Once technology has analyzed the data and highlighted any anomalies, then the auditor can utilize this information to tailor their audit approach. Increased visibility into the entire data set of the client will allow the auditor to separate the audit cycles into distinct tranches of risk and focus the majority of their time and effort on those cycles that fall in the tranche with the highest level of risk. This approach will benefit both the auditors and the clients due to the increased precision of the overall audit.


In the midst of the current digital revolution, the audit process has been enabled to provide more operational and risk insights to both the auditor and management.(3) Commercial audit committees are requiring these skill sets. Advanced technologies, such as data analytics, artificial intelligence, machine learning, and robotic process automation, allow auditors to facilitate data-driven audits, reducing hours spent on manual testing and increasing time available to consider and deliver meaningful information to the client.

While the benefits of implementing technology in an audit practice are vast, there are also concerns that will need to be addressed and issues that may need to be resolved before such technology is adopted.

Concerns Raised
ADA’s require reliable data to be effective. Auditors will need to understand and assess their client’s data. Another concern is the perception of audit quality in a technology-assisted audit. A study supported by the AICPA’s Assurance Research Advisory Group conducted a hypothetical external engagement review where the audit team had either employed a data- and analytics-driven audit approach or used a traditional audit approach. The study found that “experienced auditors acting in the role of external reviewers judge data and analytics approaches to be lower in quality than traditional approaches, even though the level of assurance was constant.” Additionally, researchers noted that external reviewers were “relying on the ‘effort heuristic,’ which is the tendency to judge quality based on perceived effort.”(4) Collectively, accountants will incorporate emerging technology into the profession’s quality control framework.
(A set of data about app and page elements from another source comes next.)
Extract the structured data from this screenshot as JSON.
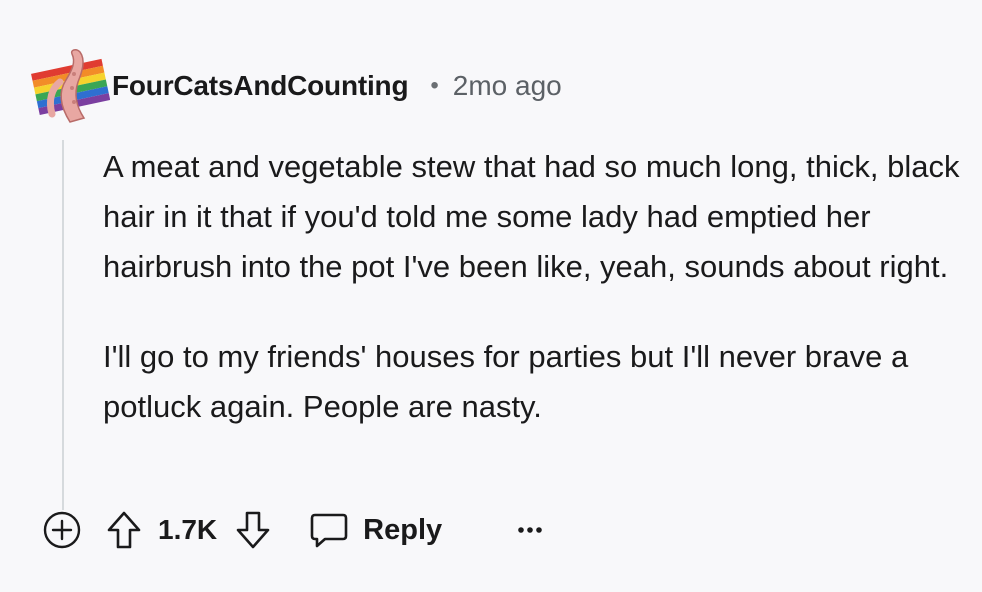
{
  "comment": {
    "author": "FourCatsAndCounting",
    "separator": "•",
    "timestamp": "2mo ago",
    "paragraphs": [
      "A meat and vegetable stew that had so much long, thick, black hair in it that if you'd told me some lady had emptied her hairbrush into the pot I've been like, yeah, sounds about right.",
      "I'll go to my friends' houses for parties but I'll never brave a potluck again. People are nasty."
    ]
  },
  "actions": {
    "score": "1.7K",
    "reply_label": "Reply"
  },
  "icons": {
    "expand": "plus-circle-icon",
    "upvote": "arrow-up-icon",
    "downvote": "arrow-down-icon",
    "reply": "speech-bubble-icon",
    "more": "ellipsis-icon"
  },
  "colors": {
    "background": "#f8f8fa",
    "text": "#1a1a1b",
    "meta": "#5c6166",
    "thread_line": "#d6dadd"
  }
}
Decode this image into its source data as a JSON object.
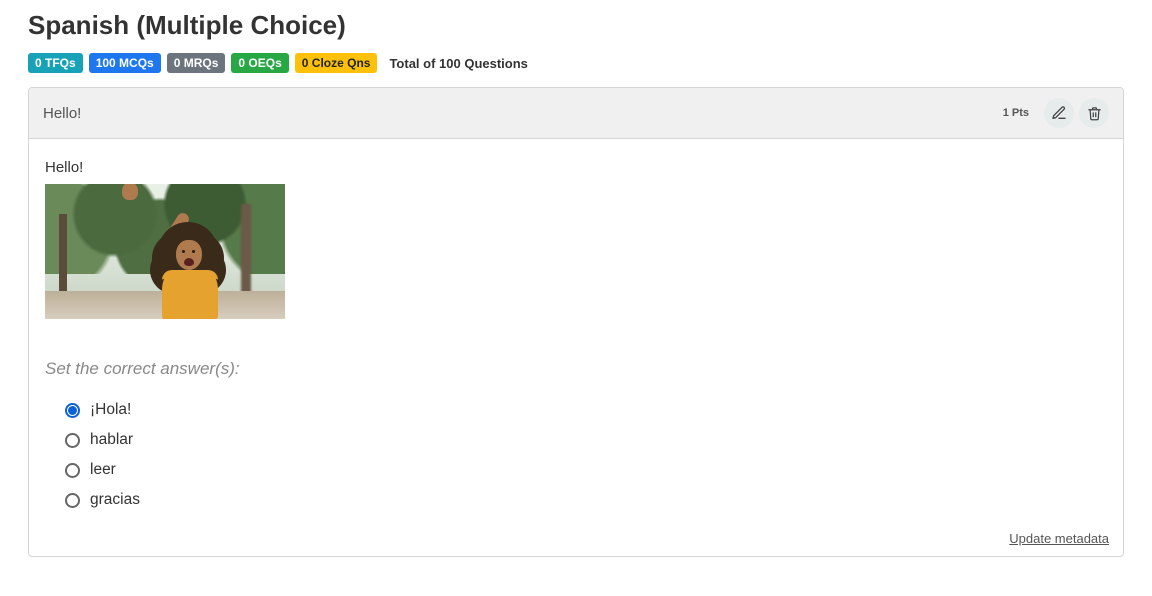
{
  "title": "Spanish (Multiple Choice)",
  "badges": {
    "tfq": "0 TFQs",
    "mcq": "100 MCQs",
    "mrq": "0 MRQs",
    "oeq": "0 OEQs",
    "cloze": "0 Cloze Qns"
  },
  "total": "Total of 100 Questions",
  "question": {
    "header_title": "Hello!",
    "points": "1 Pts",
    "prompt": "Hello!",
    "set_correct_label": "Set the correct answer(s):",
    "options": [
      {
        "label": "¡Hola!",
        "selected": true
      },
      {
        "label": "hablar",
        "selected": false
      },
      {
        "label": "leer",
        "selected": false
      },
      {
        "label": "gracias",
        "selected": false
      }
    ]
  },
  "footer": {
    "update_metadata": "Update metadata"
  }
}
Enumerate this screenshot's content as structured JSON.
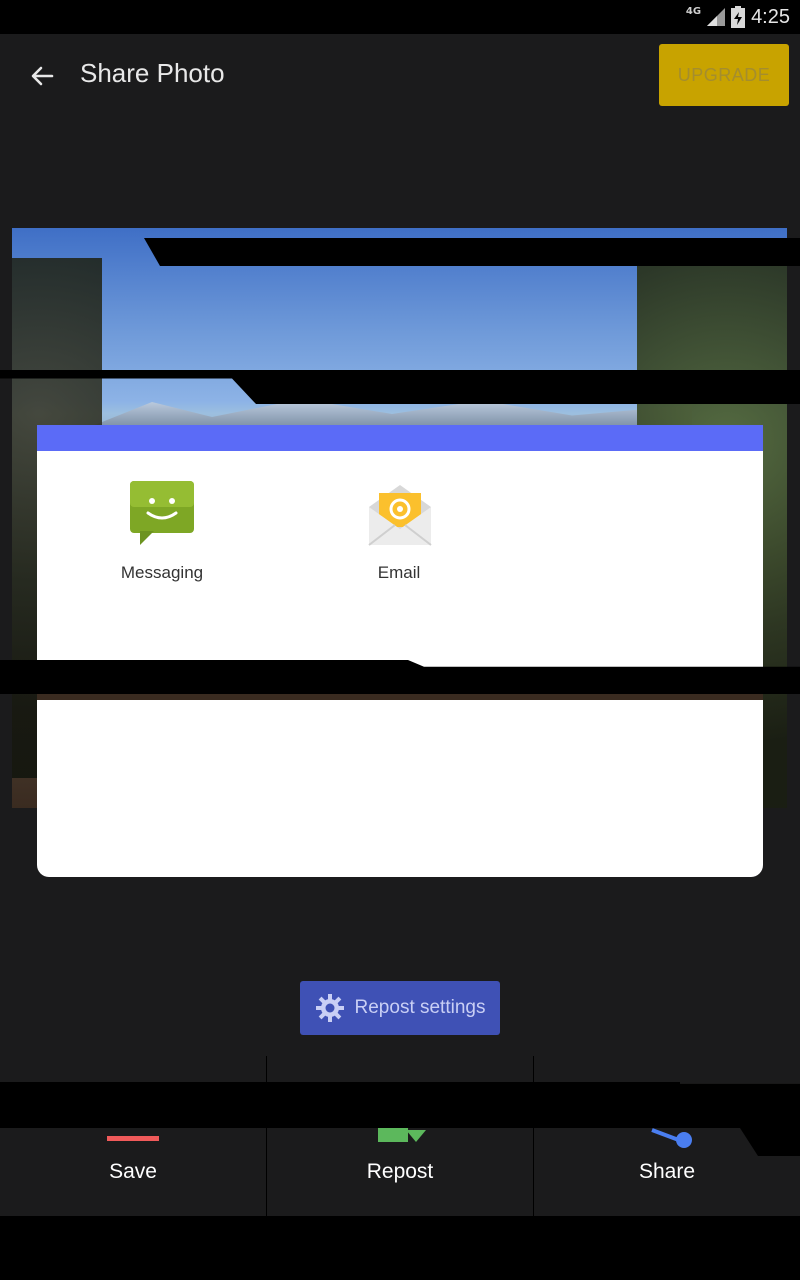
{
  "status_bar": {
    "network": "4G",
    "time": "4:25"
  },
  "app_bar": {
    "title": "Share Photo",
    "upgrade_label": "UPGRADE",
    "back_icon": "arrow-left-icon"
  },
  "share_dialog": {
    "apps": [
      {
        "label": "Messaging",
        "icon": "messaging-icon"
      },
      {
        "label": "Email",
        "icon": "email-icon"
      }
    ]
  },
  "repost_settings": {
    "label": "Repost settings",
    "icon": "gear-icon"
  },
  "bottom_nav": [
    {
      "label": "Save",
      "icon": "save-icon"
    },
    {
      "label": "Repost",
      "icon": "repost-icon"
    },
    {
      "label": "Share",
      "icon": "share-icon"
    }
  ],
  "colors": {
    "upgrade_bg": "#c8a300",
    "dialog_accent": "#5b6bf7",
    "repost_button": "#3f51b5",
    "save_accent": "#f05a5a",
    "repost_accent": "#5cb85c",
    "share_accent": "#4a7ef0"
  }
}
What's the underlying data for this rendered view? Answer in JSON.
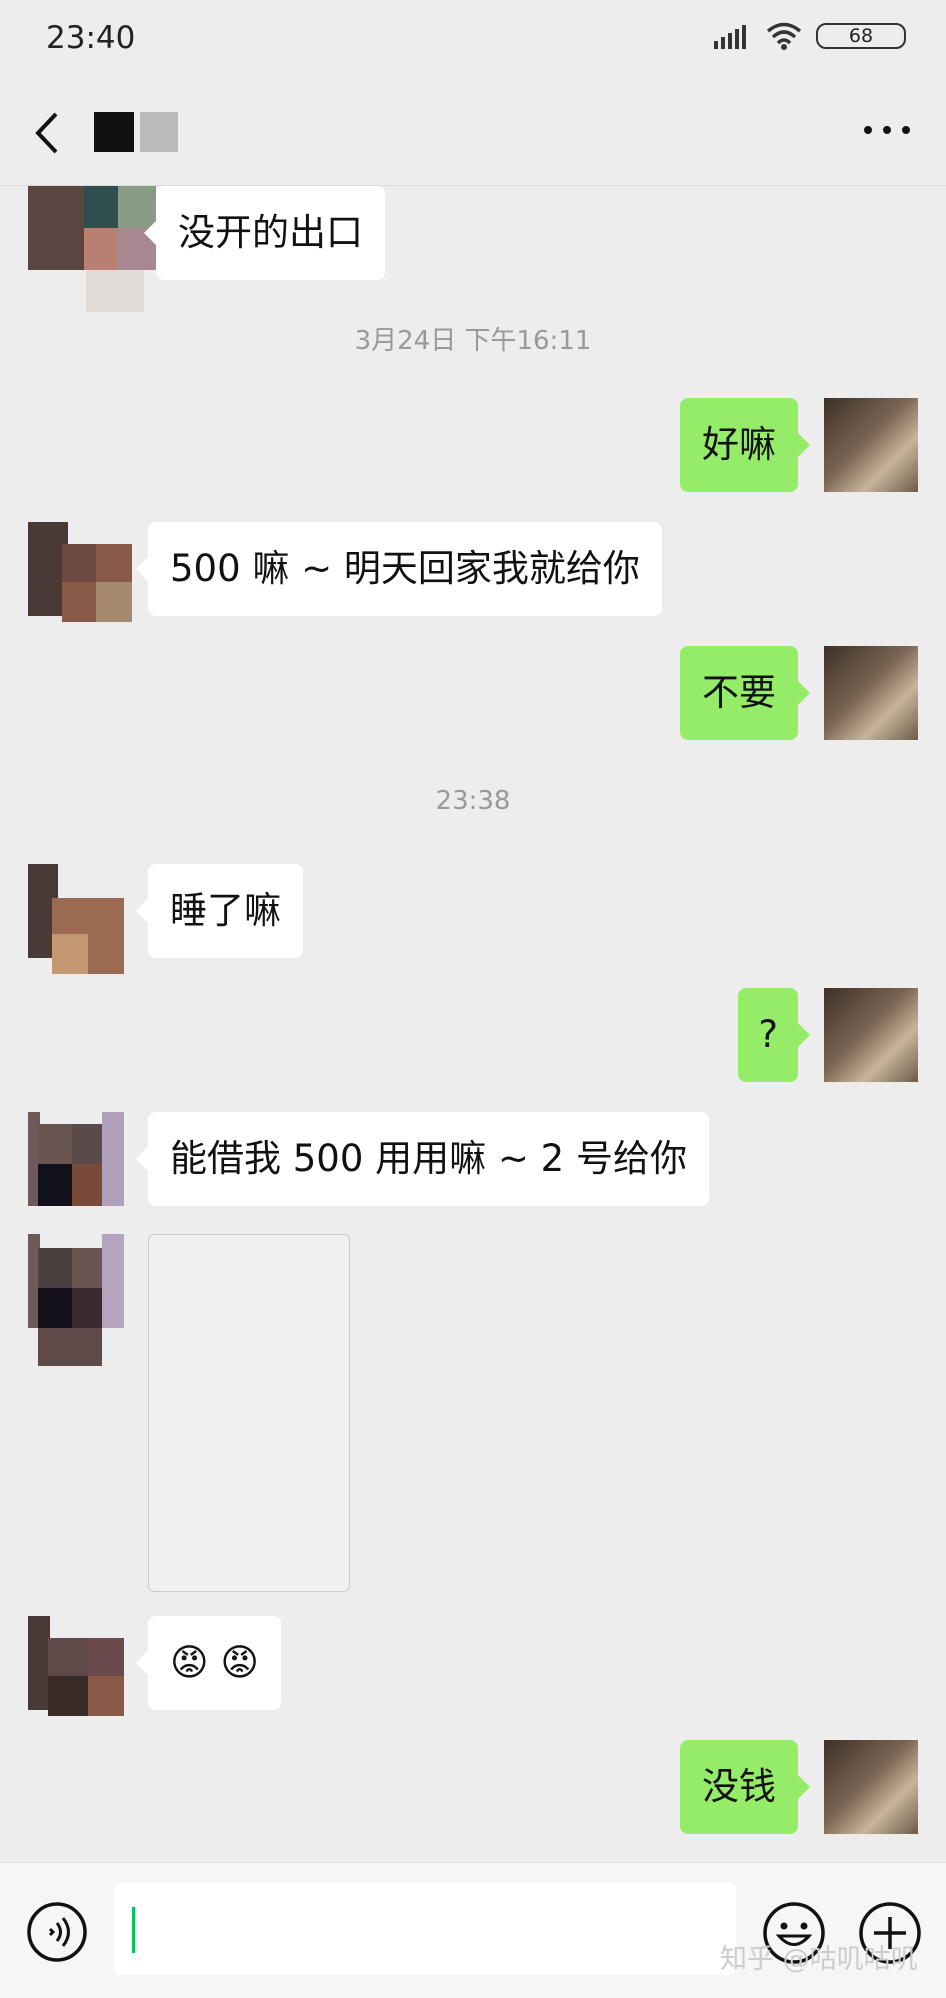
{
  "status": {
    "time": "23:40",
    "battery": "68"
  },
  "header": {
    "title_partial": ""
  },
  "messages": [
    {
      "type": "in",
      "text": "没开的出口"
    },
    {
      "type": "time",
      "text": "3月24日 下午16:11"
    },
    {
      "type": "out",
      "text": "好嘛"
    },
    {
      "type": "in",
      "text": "500 嘛 ~ 明天回家我就给你"
    },
    {
      "type": "out",
      "text": "不要"
    },
    {
      "type": "time",
      "text": "23:38"
    },
    {
      "type": "in",
      "text": "睡了嘛"
    },
    {
      "type": "out",
      "text": "?"
    },
    {
      "type": "in",
      "text": "能借我 500 用用嘛 ~ 2 号给你"
    },
    {
      "type": "in-image",
      "text": ""
    },
    {
      "type": "in",
      "text": "😡 😡"
    },
    {
      "type": "out",
      "text": "没钱"
    }
  ],
  "input": {
    "value": ""
  },
  "watermark": "知乎 @咕叽咕叽",
  "colors": {
    "bg": "#ededed",
    "outgoing": "#95ec69",
    "incoming": "#ffffff",
    "accent": "#07c160"
  },
  "icons": [
    "back-icon",
    "more-icon",
    "voice-icon",
    "emoji-icon",
    "plus-icon",
    "signal-icon",
    "wifi-icon"
  ]
}
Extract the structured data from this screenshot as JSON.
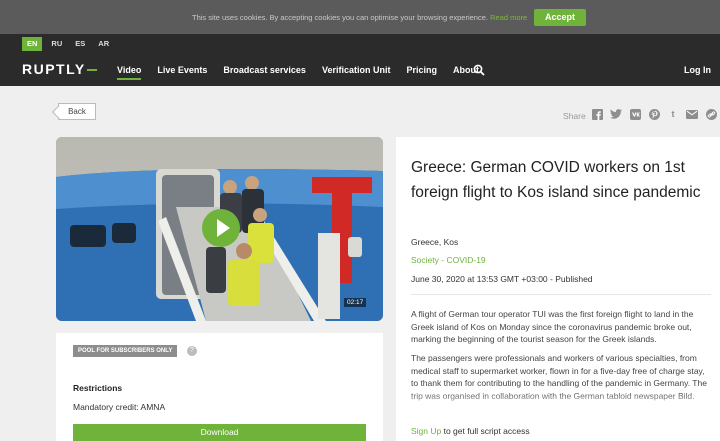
{
  "cookie": {
    "text": "This site uses cookies. By accepting cookies you can optimise your browsing experience.",
    "link": "Read more",
    "accept": "Accept"
  },
  "languages": [
    "EN",
    "RU",
    "ES",
    "AR"
  ],
  "logo": "RUPTLY",
  "menu": [
    "Video",
    "Live Events",
    "Broadcast services",
    "Verification Unit",
    "Pricing",
    "About"
  ],
  "login": "Log In",
  "back": "Back",
  "share": {
    "label": "Share",
    "icons": [
      "facebook-icon",
      "twitter-icon",
      "vk-icon",
      "pinterest-icon",
      "tumblr-icon",
      "mail-icon",
      "link-icon"
    ]
  },
  "video": {
    "duration": "02:17"
  },
  "info": {
    "pool_badge": "POOL FOR SUBSCRIBERS ONLY",
    "help": "?",
    "restrictions_title": "Restrictions",
    "restrictions_text": "Mandatory credit: AMNA",
    "download": "Download"
  },
  "article": {
    "title": "Greece: German COVID workers on 1st foreign flight to Kos island since pandemic",
    "location": "Greece, Kos",
    "tag1": "Society",
    "tag_sep": " - ",
    "tag2": "COVID-19",
    "date": "June 30, 2020 at 13:53 GMT +03:00 - Published",
    "p1": "A flight of German tour operator TUI was the first foreign flight to land in the Greek island of Kos on Monday since the coronavirus pandemic broke out, marking the beginning of the tourist season for the Greek islands.",
    "p2": "The passengers were professionals and workers of various specialties, from medical staff to supermarket worker, flown in for a five-day free of charge stay, to thank them for contributing to the handling of the pandemic in Germany. The trip was organised in collaboration with the German tabloid newspaper Bild.",
    "signup_link": "Sign Up",
    "signup_text": " to get full script access"
  },
  "colors": {
    "accent": "#6fb33a",
    "nav": "#2b2b2b",
    "cookie_bar": "#5b5b5b"
  }
}
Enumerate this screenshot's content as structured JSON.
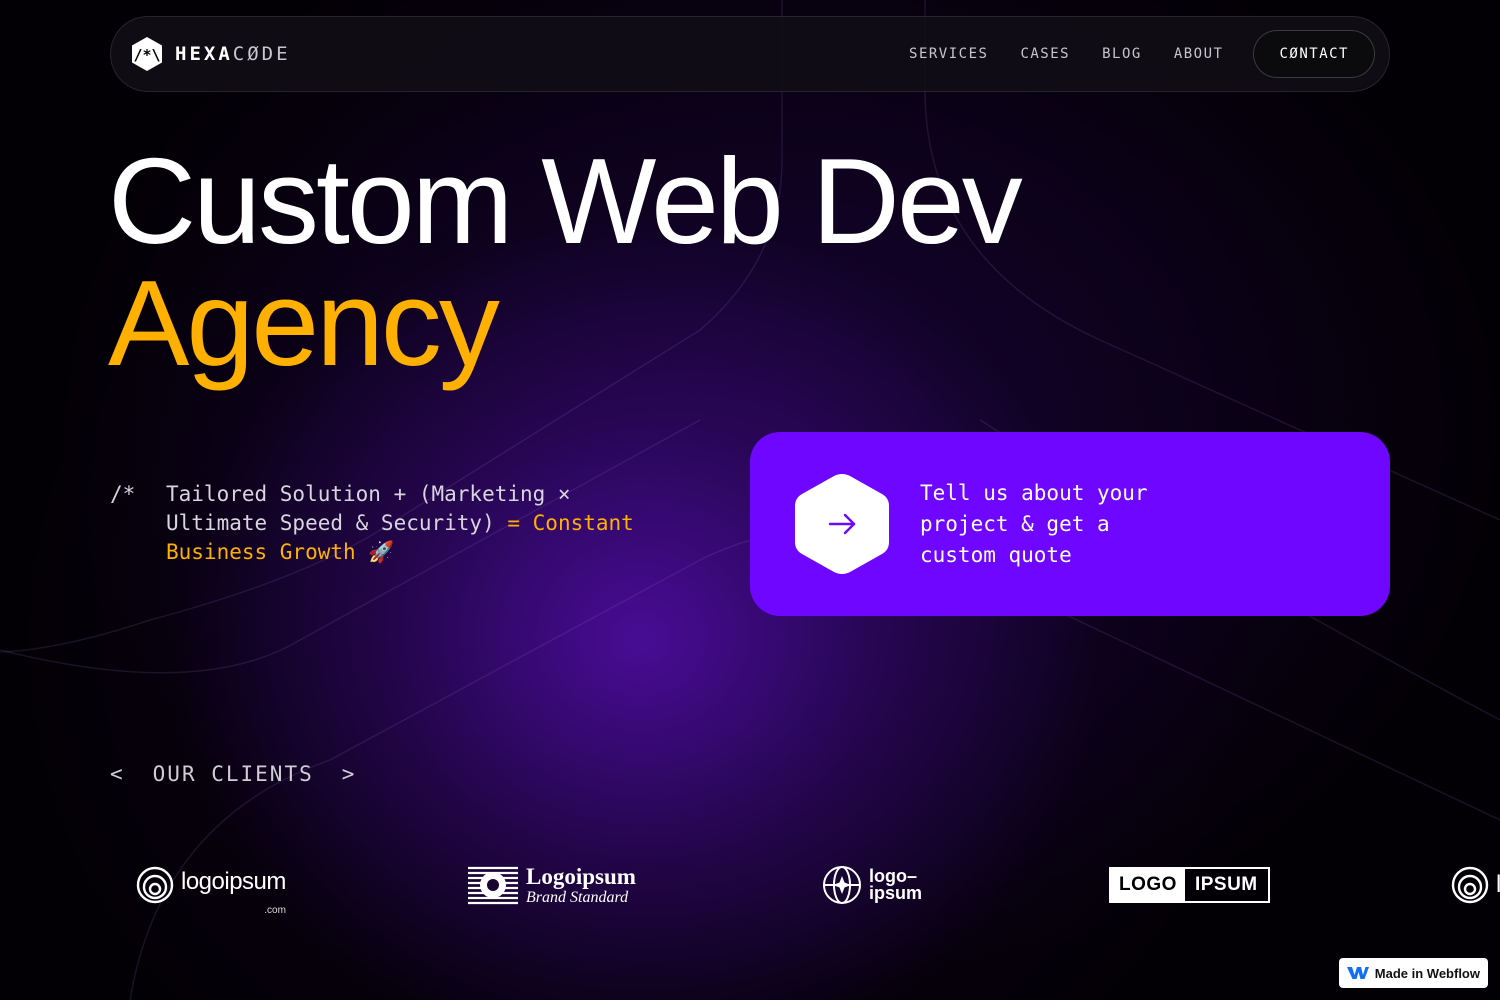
{
  "nav": {
    "brand_primary": "HEXA",
    "brand_secondary": "CØDE",
    "links": [
      "SERVICES",
      "CASES",
      "BLOG",
      "ABOUT"
    ],
    "contact_label": "CØNTACT"
  },
  "hero": {
    "line1": "Custom Web Dev",
    "line2": "Agency",
    "accent_color": "#ffb000"
  },
  "tagline": {
    "comment": "/*",
    "part1": "Tailored Solution + (Marketing × Ultimate Speed & Security) ",
    "part2": "= Constant Business Growth",
    "emoji": " 🚀"
  },
  "cta": {
    "text": "Tell us about your project & get a custom quote",
    "bg_color": "#6f06ff",
    "icon": "arrow-right-icon"
  },
  "clients": {
    "open": "<",
    "label": "OUR CLIENTS",
    "close": ">",
    "logos": [
      {
        "name": "logoipsum",
        "sub": ".com"
      },
      {
        "name": "Logoipsum",
        "sub": "Brand Standard"
      },
      {
        "name": "logo–",
        "name2": "ipsum"
      },
      {
        "name": "LOGO",
        "name2": "IPSUM"
      },
      {
        "name": "logoipsum"
      }
    ]
  },
  "badge": {
    "label": "Made in Webflow"
  }
}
Impact on Implementation of Standards
As the industry continues to evolve, the use of new technologies will be essential for effective and efficient implementation of new standards, such as SAS No. 145, Understanding the Entity and its Environment and Assessing the Risks of Material Misstatement, which is effective for periods beginning on or after December 15, 2023. This SAS will require auditors to obtain a deeper understanding of internal controls to clearly articulate the auditor’s evaluation of the controls design. Incorporating ADAs to complete the previously time-consuming initial assessment of the data will allow auditors to focus on the value-add tasks of evaluation of results and apply auditor judgement to ensure that the procedures performed will properly mitigate the identified risks.

Technology continues to evolve at an ever-quickening pace and the accounting profession will need to adapt to stay relevant. Kearney has deployed ADAs in both audit and attest engagements. Kearney’s use of ADAs resulted in a more insightful risk assessment and a focused and efficient sample selection. By weighing the benefits of using ADAs and considering the accompanying concerns, auditors can make a well-informed decision about the audit approach they will use in the future. Leaders within the industry will continue to focus on developing a digital mindset and implementing new technologies into their audit approach, ultimately resulting in their ability to deliver superior service to their clients.

(1) Byrnes, Paul; Criste, Tom; Stewart, Trevor; and Vasarhelyi, Miklos. “Reimagining Auditing in a Wired World.” as defined in the AICPA’s Guide to Audit Data Analytics.
(2) Tysiac, Ken. “Embracing Technology in the Audit.” as published in the Journal of Accountancy on February 1, 2022.
(3) Butaka, Gopikrishna. “The Evolution of Audit in the Wake of the Pandemic.” as published in the Information Systems Audit and Control Association (ISACA) Journal on February 15, 2022.
(4) Murphy, Maria L. “Perceptions about Analytics-Aided Audit Quality.” as published in the Journal of Accountancy on April 22, 2020